WHAT YOU ARE ASKED TO DO ▸ The answer must consist of each line below that holds the word "month", copied as it stands.

*** Opening of INPUT ***

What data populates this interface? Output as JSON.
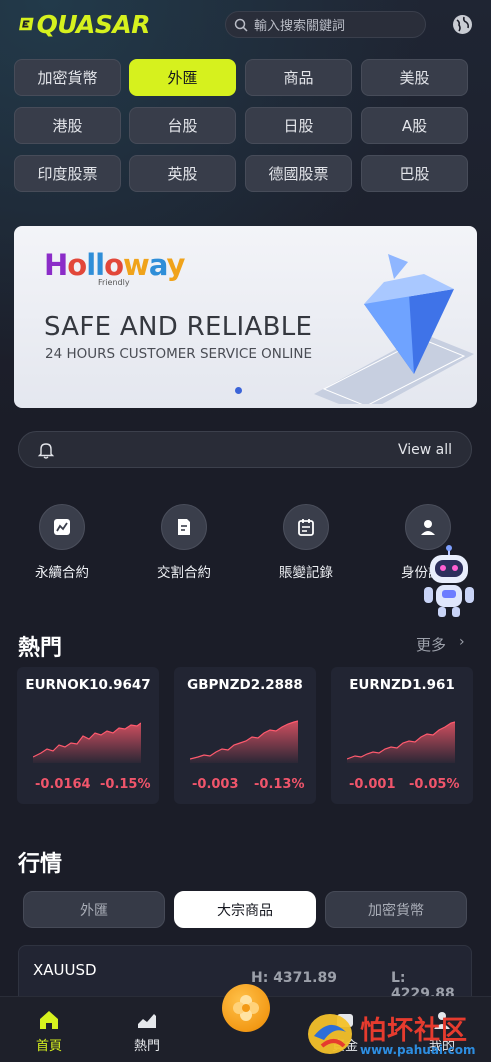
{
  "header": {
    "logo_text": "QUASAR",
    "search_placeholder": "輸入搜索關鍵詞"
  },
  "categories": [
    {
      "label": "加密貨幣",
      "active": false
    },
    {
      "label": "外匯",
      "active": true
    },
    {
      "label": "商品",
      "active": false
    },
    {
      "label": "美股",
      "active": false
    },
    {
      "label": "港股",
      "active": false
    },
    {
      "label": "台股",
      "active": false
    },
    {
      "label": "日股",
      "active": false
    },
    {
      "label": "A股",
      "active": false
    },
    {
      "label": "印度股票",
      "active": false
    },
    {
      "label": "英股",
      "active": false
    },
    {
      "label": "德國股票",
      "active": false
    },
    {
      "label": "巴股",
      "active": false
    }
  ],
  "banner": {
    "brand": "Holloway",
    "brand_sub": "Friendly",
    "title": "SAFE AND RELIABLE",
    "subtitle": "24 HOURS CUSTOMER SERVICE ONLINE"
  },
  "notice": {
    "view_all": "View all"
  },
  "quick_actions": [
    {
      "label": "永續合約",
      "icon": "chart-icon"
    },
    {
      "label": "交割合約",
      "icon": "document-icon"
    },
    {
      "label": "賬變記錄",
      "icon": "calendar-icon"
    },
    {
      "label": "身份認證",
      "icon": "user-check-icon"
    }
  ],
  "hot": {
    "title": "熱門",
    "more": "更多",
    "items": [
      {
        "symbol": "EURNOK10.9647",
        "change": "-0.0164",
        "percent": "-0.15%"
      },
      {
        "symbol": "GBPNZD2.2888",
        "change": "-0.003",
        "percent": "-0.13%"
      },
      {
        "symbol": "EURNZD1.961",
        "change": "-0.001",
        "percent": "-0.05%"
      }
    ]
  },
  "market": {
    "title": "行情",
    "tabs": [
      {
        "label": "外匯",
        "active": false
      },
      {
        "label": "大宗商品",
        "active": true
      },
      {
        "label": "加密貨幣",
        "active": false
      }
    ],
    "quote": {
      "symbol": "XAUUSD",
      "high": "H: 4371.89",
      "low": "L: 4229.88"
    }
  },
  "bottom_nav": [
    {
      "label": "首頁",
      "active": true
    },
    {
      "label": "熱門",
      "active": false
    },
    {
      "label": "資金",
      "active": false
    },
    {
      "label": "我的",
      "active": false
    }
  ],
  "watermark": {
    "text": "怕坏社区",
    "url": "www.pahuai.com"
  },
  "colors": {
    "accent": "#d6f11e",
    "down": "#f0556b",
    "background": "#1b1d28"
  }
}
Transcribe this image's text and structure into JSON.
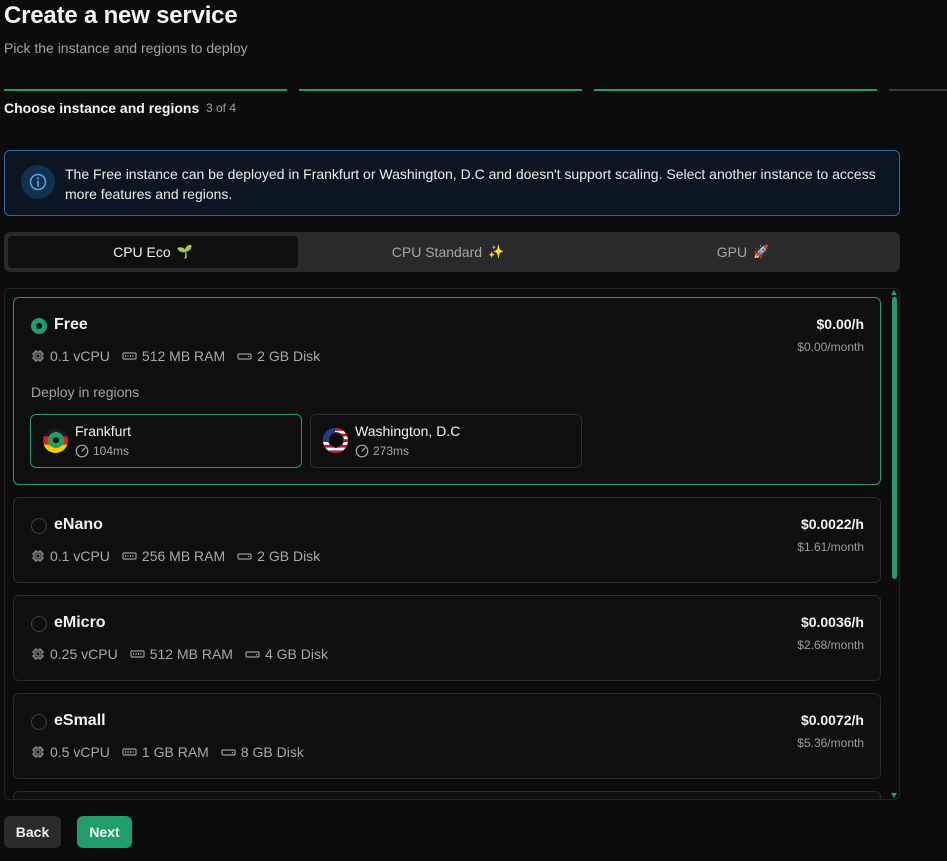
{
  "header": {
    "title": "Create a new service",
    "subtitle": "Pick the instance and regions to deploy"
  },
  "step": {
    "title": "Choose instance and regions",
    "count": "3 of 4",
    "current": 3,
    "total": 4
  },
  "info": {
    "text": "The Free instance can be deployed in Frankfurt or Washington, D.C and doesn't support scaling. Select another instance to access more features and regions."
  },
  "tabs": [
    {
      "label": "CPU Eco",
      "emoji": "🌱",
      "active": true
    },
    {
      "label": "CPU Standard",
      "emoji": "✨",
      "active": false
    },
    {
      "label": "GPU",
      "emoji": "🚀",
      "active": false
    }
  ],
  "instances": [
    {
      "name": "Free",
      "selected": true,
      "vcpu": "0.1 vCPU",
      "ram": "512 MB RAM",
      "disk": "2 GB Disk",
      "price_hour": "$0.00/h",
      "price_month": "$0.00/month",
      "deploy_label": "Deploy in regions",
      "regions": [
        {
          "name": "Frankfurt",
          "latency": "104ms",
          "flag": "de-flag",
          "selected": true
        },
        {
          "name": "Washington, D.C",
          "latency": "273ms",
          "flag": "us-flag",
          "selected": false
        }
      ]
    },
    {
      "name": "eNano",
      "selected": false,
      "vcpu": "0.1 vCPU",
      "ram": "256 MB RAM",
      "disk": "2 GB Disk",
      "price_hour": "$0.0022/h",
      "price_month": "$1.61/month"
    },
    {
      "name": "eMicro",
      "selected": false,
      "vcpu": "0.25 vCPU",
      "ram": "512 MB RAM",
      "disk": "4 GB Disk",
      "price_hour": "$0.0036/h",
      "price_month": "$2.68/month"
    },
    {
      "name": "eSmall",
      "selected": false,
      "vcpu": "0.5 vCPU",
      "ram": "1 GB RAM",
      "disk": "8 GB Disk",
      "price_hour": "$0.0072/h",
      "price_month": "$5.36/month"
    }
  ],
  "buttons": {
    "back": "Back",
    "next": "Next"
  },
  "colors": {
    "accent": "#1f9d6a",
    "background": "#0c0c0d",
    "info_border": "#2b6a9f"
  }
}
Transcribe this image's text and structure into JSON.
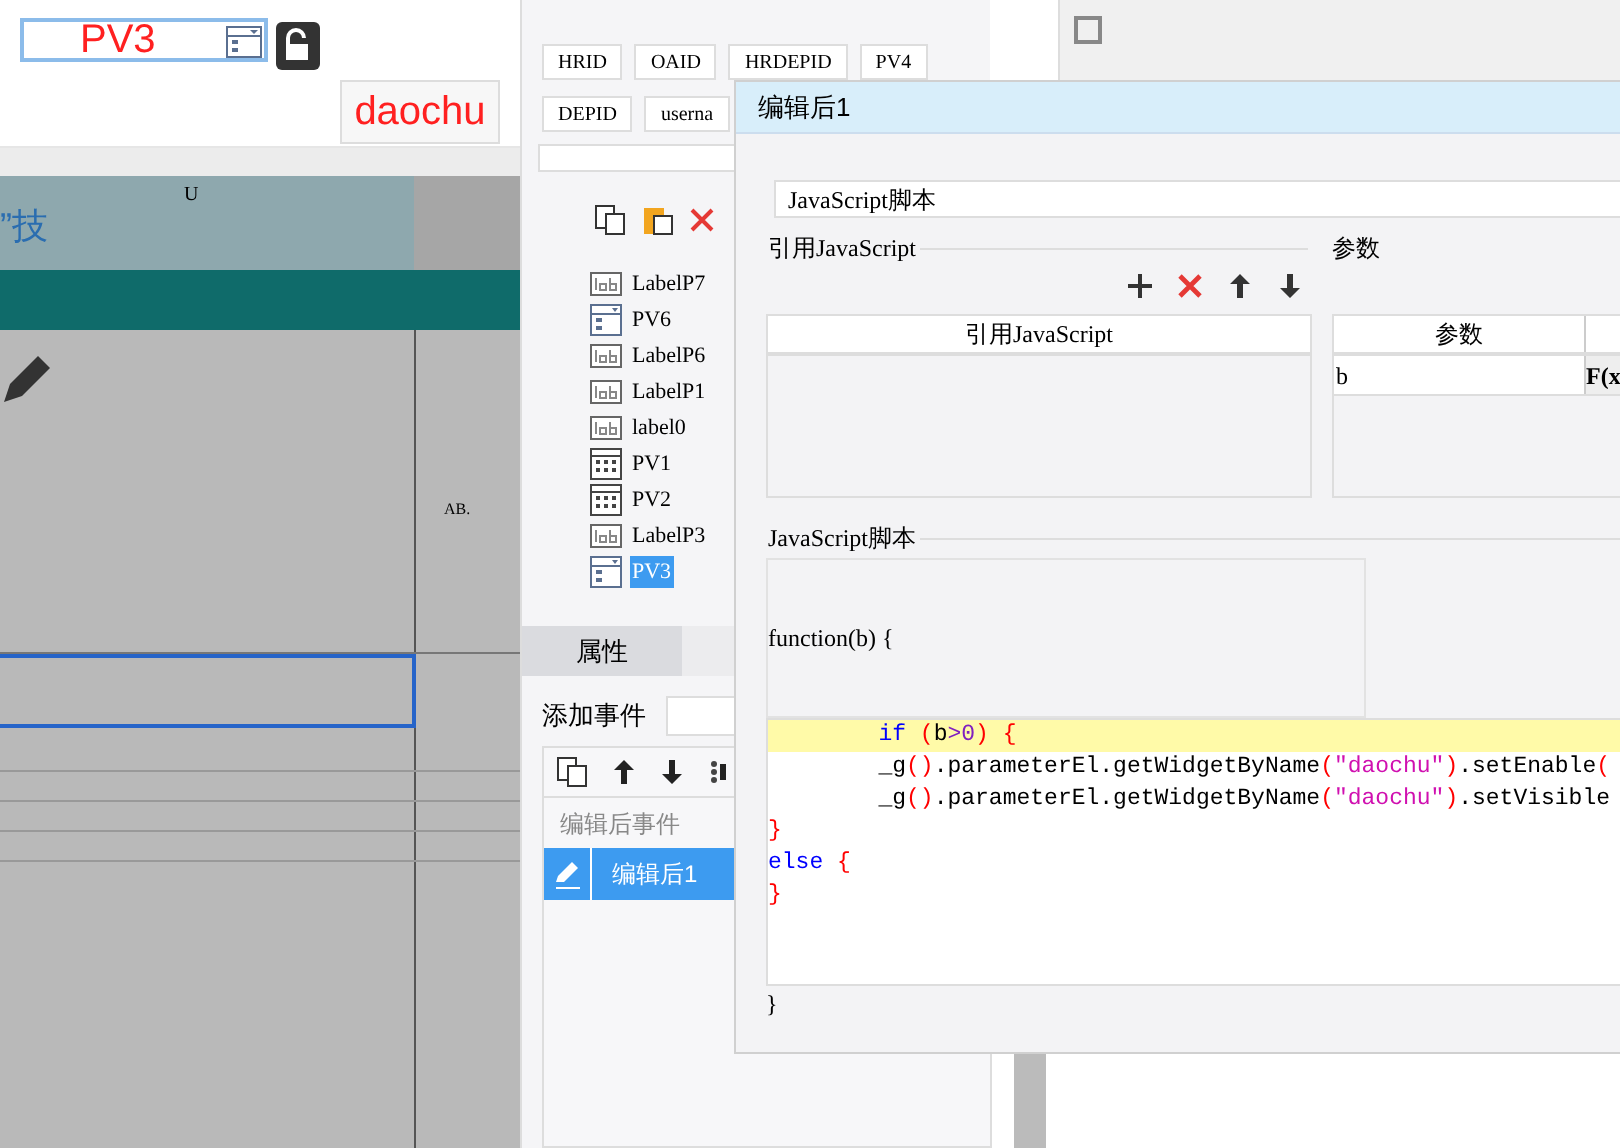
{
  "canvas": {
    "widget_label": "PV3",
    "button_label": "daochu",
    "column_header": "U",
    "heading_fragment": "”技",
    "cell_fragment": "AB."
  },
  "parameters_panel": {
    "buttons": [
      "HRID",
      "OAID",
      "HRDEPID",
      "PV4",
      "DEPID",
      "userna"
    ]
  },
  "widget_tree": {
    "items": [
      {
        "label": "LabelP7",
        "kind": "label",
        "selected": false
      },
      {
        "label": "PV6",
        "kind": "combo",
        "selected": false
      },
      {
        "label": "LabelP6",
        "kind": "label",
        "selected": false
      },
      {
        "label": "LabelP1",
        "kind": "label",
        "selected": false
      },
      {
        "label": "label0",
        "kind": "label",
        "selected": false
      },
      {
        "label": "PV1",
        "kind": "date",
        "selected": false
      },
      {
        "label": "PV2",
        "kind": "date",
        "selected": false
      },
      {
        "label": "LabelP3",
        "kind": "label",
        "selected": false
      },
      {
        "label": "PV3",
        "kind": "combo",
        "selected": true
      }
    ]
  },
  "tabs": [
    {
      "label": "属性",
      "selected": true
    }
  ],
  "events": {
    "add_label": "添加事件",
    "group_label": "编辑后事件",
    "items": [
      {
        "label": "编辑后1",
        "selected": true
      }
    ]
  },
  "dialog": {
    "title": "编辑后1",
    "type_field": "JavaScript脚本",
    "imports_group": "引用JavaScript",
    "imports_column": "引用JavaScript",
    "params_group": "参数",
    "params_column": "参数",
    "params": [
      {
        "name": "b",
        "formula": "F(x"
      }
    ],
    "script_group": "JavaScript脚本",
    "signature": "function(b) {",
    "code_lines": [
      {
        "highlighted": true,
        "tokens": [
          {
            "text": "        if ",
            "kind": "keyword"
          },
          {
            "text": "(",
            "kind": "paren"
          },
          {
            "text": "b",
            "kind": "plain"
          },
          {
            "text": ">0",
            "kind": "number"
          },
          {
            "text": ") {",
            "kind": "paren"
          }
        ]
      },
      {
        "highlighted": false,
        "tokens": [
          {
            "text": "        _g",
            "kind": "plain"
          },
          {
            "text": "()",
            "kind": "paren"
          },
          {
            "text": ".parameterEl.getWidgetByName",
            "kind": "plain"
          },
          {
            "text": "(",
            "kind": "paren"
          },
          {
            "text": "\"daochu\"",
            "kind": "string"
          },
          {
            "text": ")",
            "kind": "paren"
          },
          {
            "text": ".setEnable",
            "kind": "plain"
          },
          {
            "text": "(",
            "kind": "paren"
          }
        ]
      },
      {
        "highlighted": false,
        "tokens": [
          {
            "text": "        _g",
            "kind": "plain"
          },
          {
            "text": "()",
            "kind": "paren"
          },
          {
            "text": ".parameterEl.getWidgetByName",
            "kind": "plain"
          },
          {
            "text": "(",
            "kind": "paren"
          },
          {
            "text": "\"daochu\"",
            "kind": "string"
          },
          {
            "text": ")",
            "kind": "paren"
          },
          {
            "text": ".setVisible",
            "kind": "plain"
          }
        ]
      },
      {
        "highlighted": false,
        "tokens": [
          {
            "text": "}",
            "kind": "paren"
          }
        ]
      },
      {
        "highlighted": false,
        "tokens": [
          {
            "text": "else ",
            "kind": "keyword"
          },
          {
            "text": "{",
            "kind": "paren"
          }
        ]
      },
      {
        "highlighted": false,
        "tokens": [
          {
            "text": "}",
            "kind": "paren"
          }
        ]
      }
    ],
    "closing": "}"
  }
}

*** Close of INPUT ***

RESPONSE AREA ▸
      "price_month": "$0.00/month",
      "price_month": "$1.61/month"
      "price_month": "$2.68/month"
      "price_month": "$5.36/month"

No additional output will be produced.